### Entries supplied
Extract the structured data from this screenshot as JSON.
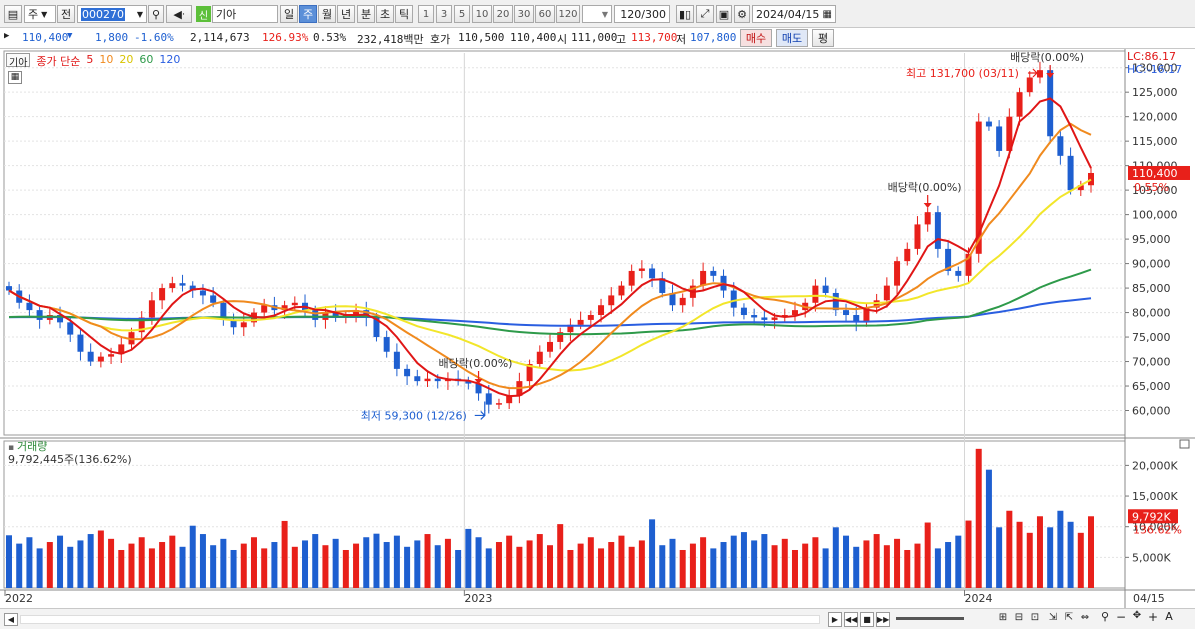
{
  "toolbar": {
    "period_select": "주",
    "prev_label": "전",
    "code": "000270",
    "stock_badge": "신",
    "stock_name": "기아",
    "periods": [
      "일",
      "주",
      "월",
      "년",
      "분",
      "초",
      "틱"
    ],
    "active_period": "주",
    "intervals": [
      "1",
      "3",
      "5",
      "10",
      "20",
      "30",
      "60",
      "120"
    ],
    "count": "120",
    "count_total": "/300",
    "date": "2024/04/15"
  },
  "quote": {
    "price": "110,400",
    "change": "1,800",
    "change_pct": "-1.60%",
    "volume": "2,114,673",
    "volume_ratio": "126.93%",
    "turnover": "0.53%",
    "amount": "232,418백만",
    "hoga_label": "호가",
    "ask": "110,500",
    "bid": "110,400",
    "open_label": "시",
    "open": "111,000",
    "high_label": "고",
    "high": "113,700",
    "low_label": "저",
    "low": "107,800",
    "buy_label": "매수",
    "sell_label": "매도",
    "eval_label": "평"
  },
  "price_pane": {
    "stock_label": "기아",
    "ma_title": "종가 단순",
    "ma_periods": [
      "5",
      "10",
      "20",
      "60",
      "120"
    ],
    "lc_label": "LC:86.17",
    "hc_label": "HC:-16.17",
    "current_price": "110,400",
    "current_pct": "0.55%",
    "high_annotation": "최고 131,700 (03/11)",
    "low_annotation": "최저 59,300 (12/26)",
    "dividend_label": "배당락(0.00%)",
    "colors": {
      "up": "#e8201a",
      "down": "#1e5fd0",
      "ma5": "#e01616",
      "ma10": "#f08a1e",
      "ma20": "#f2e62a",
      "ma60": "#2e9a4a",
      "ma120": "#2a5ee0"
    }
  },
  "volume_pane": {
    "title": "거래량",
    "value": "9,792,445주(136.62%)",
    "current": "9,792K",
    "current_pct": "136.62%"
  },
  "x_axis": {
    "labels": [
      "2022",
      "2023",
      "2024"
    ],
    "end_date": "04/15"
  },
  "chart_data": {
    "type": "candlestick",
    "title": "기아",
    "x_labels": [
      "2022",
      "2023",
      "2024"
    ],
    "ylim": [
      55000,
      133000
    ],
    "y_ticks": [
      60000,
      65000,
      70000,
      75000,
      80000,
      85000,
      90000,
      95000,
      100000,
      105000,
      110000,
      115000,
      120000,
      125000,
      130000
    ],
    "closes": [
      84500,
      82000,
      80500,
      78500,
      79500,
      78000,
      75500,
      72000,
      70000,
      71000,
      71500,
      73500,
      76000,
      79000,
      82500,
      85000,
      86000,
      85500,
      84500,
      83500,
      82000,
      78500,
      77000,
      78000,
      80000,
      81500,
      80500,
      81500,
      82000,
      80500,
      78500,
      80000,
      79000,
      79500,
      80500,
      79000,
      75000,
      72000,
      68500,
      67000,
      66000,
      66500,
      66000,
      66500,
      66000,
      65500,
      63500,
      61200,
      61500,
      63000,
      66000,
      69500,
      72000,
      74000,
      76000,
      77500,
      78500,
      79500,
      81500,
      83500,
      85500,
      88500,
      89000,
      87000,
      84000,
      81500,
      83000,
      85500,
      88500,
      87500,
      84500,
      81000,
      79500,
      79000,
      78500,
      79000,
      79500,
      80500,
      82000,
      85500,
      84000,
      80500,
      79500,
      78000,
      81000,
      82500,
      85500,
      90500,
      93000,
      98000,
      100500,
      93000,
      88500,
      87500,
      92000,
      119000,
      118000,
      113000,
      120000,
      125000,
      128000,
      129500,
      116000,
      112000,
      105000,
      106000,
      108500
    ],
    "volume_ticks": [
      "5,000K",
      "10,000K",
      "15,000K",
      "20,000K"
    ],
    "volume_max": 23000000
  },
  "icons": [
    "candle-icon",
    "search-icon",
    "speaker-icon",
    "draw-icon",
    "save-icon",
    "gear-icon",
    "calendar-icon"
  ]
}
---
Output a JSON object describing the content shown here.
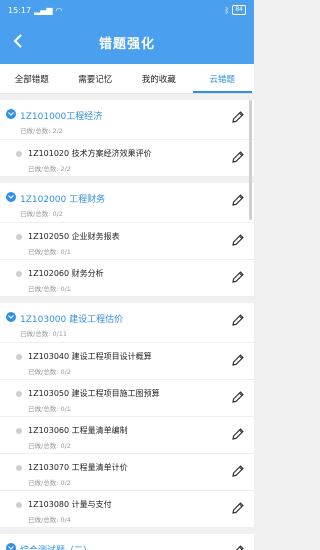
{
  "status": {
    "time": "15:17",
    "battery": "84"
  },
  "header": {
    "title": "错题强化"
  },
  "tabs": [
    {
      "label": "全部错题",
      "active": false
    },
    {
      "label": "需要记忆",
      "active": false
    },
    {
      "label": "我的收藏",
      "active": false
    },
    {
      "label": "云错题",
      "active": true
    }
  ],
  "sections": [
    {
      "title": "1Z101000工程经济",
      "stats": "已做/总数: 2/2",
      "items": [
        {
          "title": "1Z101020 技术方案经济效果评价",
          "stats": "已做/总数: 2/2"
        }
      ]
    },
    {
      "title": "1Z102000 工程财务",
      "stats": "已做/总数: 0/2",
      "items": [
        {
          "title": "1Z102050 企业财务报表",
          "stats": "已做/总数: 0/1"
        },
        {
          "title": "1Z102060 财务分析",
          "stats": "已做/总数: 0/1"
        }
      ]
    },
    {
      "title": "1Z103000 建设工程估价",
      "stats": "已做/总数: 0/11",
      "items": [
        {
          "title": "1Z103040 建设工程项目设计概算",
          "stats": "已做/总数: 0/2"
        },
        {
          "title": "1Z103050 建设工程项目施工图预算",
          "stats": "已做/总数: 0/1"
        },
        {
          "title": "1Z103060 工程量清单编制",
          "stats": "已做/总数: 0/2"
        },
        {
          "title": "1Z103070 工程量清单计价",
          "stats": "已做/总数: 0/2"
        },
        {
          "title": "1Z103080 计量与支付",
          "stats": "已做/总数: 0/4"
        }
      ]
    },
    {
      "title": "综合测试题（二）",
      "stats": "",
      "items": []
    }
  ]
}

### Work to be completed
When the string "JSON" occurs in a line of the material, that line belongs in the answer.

### Result of this task
Extract the structured data from this screenshot as JSON.
Output a JSON object describing the content shown here.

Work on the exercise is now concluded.